A nearly dead breed of predominately American cars that have the primary focus of being relatively inexpensive considering their high performance. This is achieved by ignoring most comfort oriented features seen in similarly priced cars.
They were most popular in their golden age - the 50s through the early 70s - up until the energy crisis. During that time, advances in suspension, brakes, tires, and frame consistency/rigidity had not yet been made, making the cars notorious for their rough ride, poor handling, and ineffective brakes which were made more dangerous by their high acceleration and top speed. For this reason, muscle cars have the stereotype of only being effective at straight line performance, but the few remaining muscle cars have proven otherwise.
The boom of the 90s saw a bit of resurgence with American muscle cars and even some foreign competitors, but their impracticality has kept them from being at the forefront of the public eye's desire or automakers' concerns.

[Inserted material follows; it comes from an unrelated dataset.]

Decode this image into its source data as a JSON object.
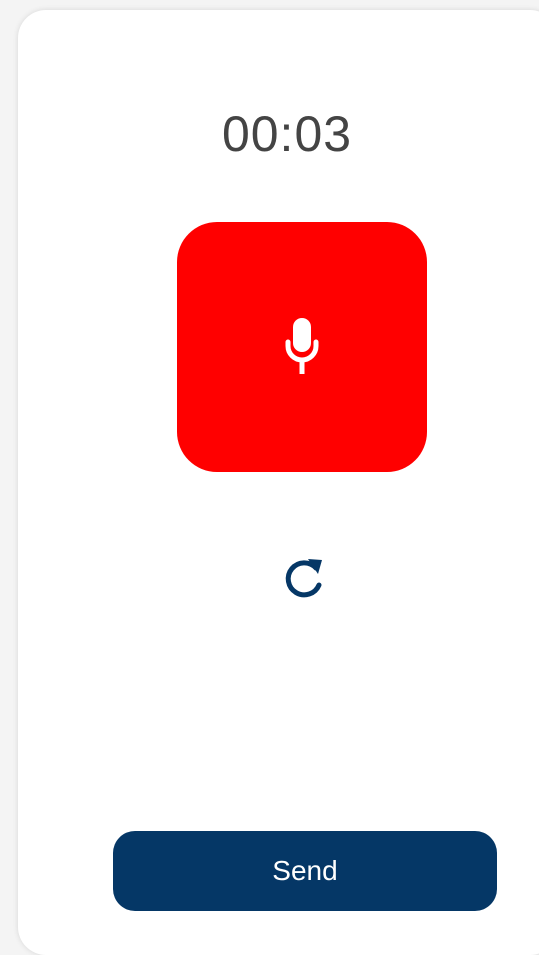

The 1968 GTX Roadrunner with a 426 cubic inch engine had 425hp and 490lb-ft, was capable of a quarter mile in 13.4 seconds - a feat rarely obtained by today's cars. It had upgraded handling and other essentials, but had a spartan interior, even lacking carpets.
The 2002 Camaro SS had handling that rivaled and acceleration that beat nearly every car costing under $60,000. It even got 28mpg on the highway thanks to its high torque and six speed transmission. But it was 2-doors only, had mediocre leg room in both front and back, and sub par creature comforts considering that it cost over $30,000.
Modern day examples of foreign attempts at the single-minded goal of a car with high performance above all else (muscle cars) are include the: Subaru WRX STi, Mitsubishi Lancer Evolution, Nissan 350z, Honda S2000, and Toyota Supra.